By Michael Doulgerides, 2003
Wednesday 4 March 2009, by Icon Network
All the versions of this article:
By Michael Doulgerides
Conference, Byzantine & Christian Museum, 29 January 2003, Mikra Mouseiologika I, Athens 2005.
Given that works of art suffer irreversible deterioration, while men are defined by them, the need for the protection of artworks emerged at an early date.
thoroughly, studying not only the environmental parameters connected with the display of an object, but also the manner in which it is presented, the special interventions in its form and structure, and finally, its existence within the cultural process in the cultural process that promotes communication between people. The problems that arose during conservation work on these objects increased as time went by.
Given that every work of art carries with it testimony to the place in which it was made and also the political and social conditions under which it emerged, it needs to be conserved as well as possible.

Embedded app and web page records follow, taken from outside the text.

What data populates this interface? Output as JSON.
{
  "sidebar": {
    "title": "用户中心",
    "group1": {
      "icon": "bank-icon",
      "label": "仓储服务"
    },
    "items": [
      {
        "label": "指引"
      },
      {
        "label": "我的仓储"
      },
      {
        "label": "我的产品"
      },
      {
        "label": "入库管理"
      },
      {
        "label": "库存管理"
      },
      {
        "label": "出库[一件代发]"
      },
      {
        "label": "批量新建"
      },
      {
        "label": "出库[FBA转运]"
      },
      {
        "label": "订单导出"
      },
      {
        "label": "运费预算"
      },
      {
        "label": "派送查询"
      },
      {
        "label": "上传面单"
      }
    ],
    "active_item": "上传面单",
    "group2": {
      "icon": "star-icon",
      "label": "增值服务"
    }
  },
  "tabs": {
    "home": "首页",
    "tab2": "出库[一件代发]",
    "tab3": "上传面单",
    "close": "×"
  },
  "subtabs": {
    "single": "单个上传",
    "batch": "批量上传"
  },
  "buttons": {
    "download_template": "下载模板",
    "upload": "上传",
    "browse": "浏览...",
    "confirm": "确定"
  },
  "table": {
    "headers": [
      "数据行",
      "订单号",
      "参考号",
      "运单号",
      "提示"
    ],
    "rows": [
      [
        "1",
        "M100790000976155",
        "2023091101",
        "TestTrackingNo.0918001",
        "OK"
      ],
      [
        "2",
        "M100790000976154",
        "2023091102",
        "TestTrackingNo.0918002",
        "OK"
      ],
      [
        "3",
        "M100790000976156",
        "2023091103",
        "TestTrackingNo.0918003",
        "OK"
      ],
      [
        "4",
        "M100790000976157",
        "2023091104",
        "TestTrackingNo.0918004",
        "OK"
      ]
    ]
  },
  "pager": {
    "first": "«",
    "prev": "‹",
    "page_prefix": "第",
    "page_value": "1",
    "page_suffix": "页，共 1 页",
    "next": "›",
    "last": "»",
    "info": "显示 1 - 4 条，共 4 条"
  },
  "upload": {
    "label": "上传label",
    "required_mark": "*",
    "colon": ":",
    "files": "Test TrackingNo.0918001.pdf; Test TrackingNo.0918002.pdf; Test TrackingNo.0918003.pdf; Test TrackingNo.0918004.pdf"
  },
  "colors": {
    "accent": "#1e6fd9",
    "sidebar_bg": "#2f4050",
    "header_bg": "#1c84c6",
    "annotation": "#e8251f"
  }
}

About the end of the 20th century, it was judged necessary to for conservation experts to deploy the great achievements of the natural sciences, and this changed not only the capability of keeping and protecting artworks, but also our knowledge about them. The use of new technologies opened up new paths, not only for a reading of the art, but also for an understanding of the historical past that created it. It reoriented the perspective of scientists (archaeologists, conservators, art historians), and made it possible to construct new interpretations (historical or archaeological) of the past.